"It's like a kick in the teeth", said Daniel Radcliffe from the window of his Bentley, as he left the film set for the last time. "Emma Watson, myself and the ginger one are facing the prospect of having to eke a living on chat shows, pantomimes and Hollywood blockbusters. I don't know how I'm going to break the news to any future children I might have."
Many papers have reported their plight, and people all over the country have shared in their heartache. "The government need to do a U-turn on this", claimed Andy Blake, a long-term supporter of the franchise. "They could easily fund another Dark Lord for them to battle, or re-nationalise the plastic figurine industry. British jobs for British wizards, that's all we're asking for."
Emma Watson has vowed to fight the move. Standing in front of her palace with nothing but a Gucci cocktail dress to protect her from the elements, brave Emma attempted to turn several of the surrounding journalists into frogs. "Expborealis!" she exclaimed, before visibly deflating. "I've lost everything, even my mastery of the arcane arts. If things don't pick up, I might have to go on the game shows."
The public is not taking the news laying down. Children across the country have held matinee sit-ins and a candle-lit vigil is taking place several feet above a huge table in a magical hall. There have been outbreaks of lightning strikes on several foreheads.

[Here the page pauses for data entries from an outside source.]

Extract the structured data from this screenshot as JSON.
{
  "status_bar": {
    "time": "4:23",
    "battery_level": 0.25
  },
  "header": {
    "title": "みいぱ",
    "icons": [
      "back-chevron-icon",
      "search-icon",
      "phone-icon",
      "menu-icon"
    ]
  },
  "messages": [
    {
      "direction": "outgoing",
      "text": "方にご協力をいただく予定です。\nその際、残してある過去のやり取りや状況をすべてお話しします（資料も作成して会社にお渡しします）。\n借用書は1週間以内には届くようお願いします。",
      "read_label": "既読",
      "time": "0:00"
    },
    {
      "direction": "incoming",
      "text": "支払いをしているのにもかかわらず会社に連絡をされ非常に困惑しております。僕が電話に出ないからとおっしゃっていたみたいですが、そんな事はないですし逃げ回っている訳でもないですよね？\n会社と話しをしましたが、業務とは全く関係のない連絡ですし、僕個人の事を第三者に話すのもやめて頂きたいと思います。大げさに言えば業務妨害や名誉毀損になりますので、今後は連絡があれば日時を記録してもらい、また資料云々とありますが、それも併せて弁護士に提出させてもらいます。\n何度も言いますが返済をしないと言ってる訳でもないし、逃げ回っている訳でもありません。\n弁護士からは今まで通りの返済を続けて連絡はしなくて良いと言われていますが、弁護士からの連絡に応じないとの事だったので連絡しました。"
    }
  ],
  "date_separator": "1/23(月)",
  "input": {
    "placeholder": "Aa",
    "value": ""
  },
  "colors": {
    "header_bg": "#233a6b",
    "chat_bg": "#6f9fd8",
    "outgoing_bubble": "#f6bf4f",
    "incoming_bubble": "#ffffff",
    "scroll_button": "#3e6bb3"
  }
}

It wasn't all bad news for the fictional school. Dobby has been approached by modelling agencies to work as a Michael Gove look-alike and there are hopes that the school can convert itself into some Academy Awards. The government has commissioned a replacement for the Hogwarts Express, but for muggle reasons it will be built at the Durmstrang Institute.